===== DATA SUPPLIED =====

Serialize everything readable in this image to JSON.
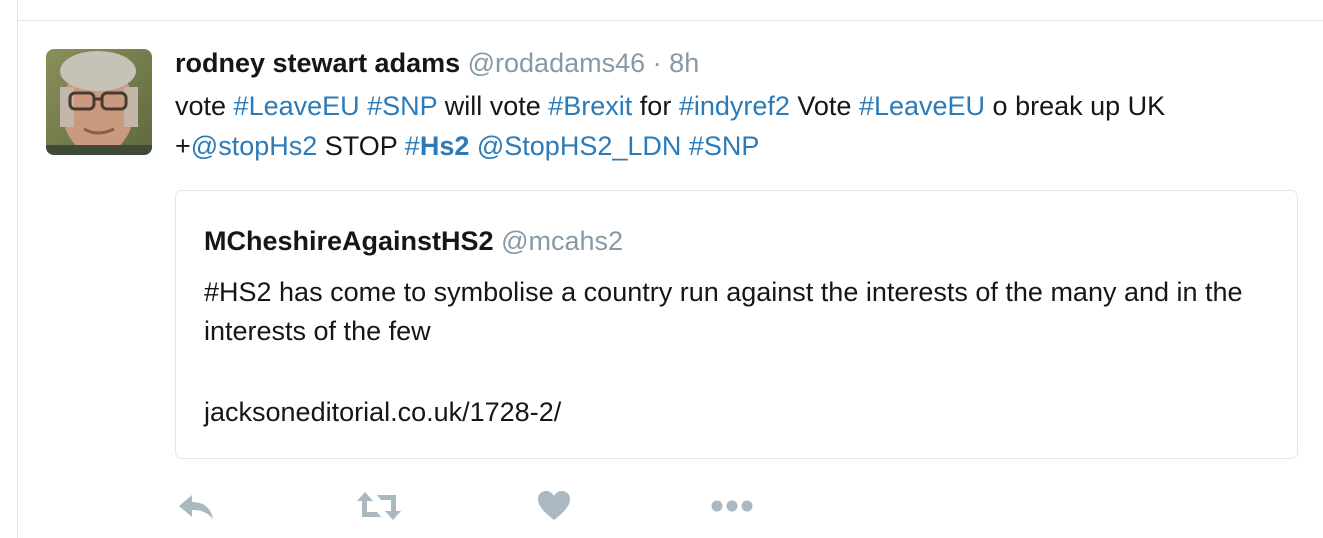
{
  "tweet": {
    "display_name": "rodney stewart adams",
    "handle": "@rodadams46",
    "separator": "·",
    "time": "8h",
    "text_parts": [
      {
        "text": "vote ",
        "type": "plain"
      },
      {
        "text": "#LeaveEU",
        "type": "tag"
      },
      {
        "text": " ",
        "type": "plain"
      },
      {
        "text": "#SNP",
        "type": "tag"
      },
      {
        "text": " will vote ",
        "type": "plain"
      },
      {
        "text": "#Brexit",
        "type": "tag"
      },
      {
        "text": " for ",
        "type": "plain"
      },
      {
        "text": "#indyref2",
        "type": "tag"
      },
      {
        "text": " Vote ",
        "type": "plain"
      },
      {
        "text": "#LeaveEU",
        "type": "tag"
      },
      {
        "text": " o break up UK +",
        "type": "plain"
      },
      {
        "text": "@stopHs2",
        "type": "tag"
      },
      {
        "text": " STOP ",
        "type": "plain"
      },
      {
        "text": "#",
        "type": "tag"
      },
      {
        "text": "Hs2",
        "type": "tag-bold"
      },
      {
        "text": " ",
        "type": "plain"
      },
      {
        "text": "@StopHS2_LDN",
        "type": "tag"
      },
      {
        "text": " ",
        "type": "plain"
      },
      {
        "text": "#SNP",
        "type": "tag"
      }
    ]
  },
  "quoted": {
    "display_name": "MCheshireAgainstHS2",
    "handle": "@mcahs2",
    "text": "#HS2 has come to symbolise a country run against the interests of the many and in the interests of the few",
    "link": "jacksoneditorial.co.uk/1728-2/"
  },
  "actions": [
    {
      "name": "reply",
      "icon": "reply-icon"
    },
    {
      "name": "retweet",
      "icon": "retweet-icon"
    },
    {
      "name": "like",
      "icon": "heart-icon"
    },
    {
      "name": "more",
      "icon": "more-icon"
    }
  ],
  "colors": {
    "link": "#2b7bb9",
    "muted": "#8899a6",
    "icon": "#aab8c2",
    "border": "#e1e8ed",
    "text": "#14171a"
  }
}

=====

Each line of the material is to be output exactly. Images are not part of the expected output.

[WRITTEN SOLUTION]:
Serialize everything readable in this image to JSON.
{
  "tweet": {
    "display_name": "rodney stewart adams",
    "handle": "@rodadams46",
    "separator": "·",
    "time": "8h",
    "text_parts": [
      {
        "text": "vote ",
        "type": "plain"
      },
      {
        "text": "#LeaveEU",
        "type": "tag"
      },
      {
        "text": " ",
        "type": "plain"
      },
      {
        "text": "#SNP",
        "type": "tag"
      },
      {
        "text": " will vote ",
        "type": "plain"
      },
      {
        "text": "#Brexit",
        "type": "tag"
      },
      {
        "text": " for ",
        "type": "plain"
      },
      {
        "text": "#indyref2",
        "type": "tag"
      },
      {
        "text": " Vote ",
        "type": "plain"
      },
      {
        "text": "#LeaveEU",
        "type": "tag"
      },
      {
        "text": " o break up UK +",
        "type": "plain"
      },
      {
        "text": "@stopHs2",
        "type": "tag"
      },
      {
        "text": " STOP ",
        "type": "plain"
      },
      {
        "text": "#",
        "type": "tag"
      },
      {
        "text": "Hs2",
        "type": "tag-bold"
      },
      {
        "text": " ",
        "type": "plain"
      },
      {
        "text": "@StopHS2_LDN",
        "type": "tag"
      },
      {
        "text": " ",
        "type": "plain"
      },
      {
        "text": "#SNP",
        "type": "tag"
      }
    ]
  },
  "quoted": {
    "display_name": "MCheshireAgainstHS2",
    "handle": "@mcahs2",
    "text": "#HS2 has come to symbolise a country run against the interests of the many and in the interests of the few",
    "link": "jacksoneditorial.co.uk/1728-2/"
  },
  "actions": [
    {
      "name": "reply",
      "icon": "reply-icon"
    },
    {
      "name": "retweet",
      "icon": "retweet-icon"
    },
    {
      "name": "like",
      "icon": "heart-icon"
    },
    {
      "name": "more",
      "icon": "more-icon"
    }
  ],
  "colors": {
    "link": "#2b7bb9",
    "muted": "#8899a6",
    "icon": "#aab8c2",
    "border": "#e1e8ed",
    "text": "#14171a"
  }
}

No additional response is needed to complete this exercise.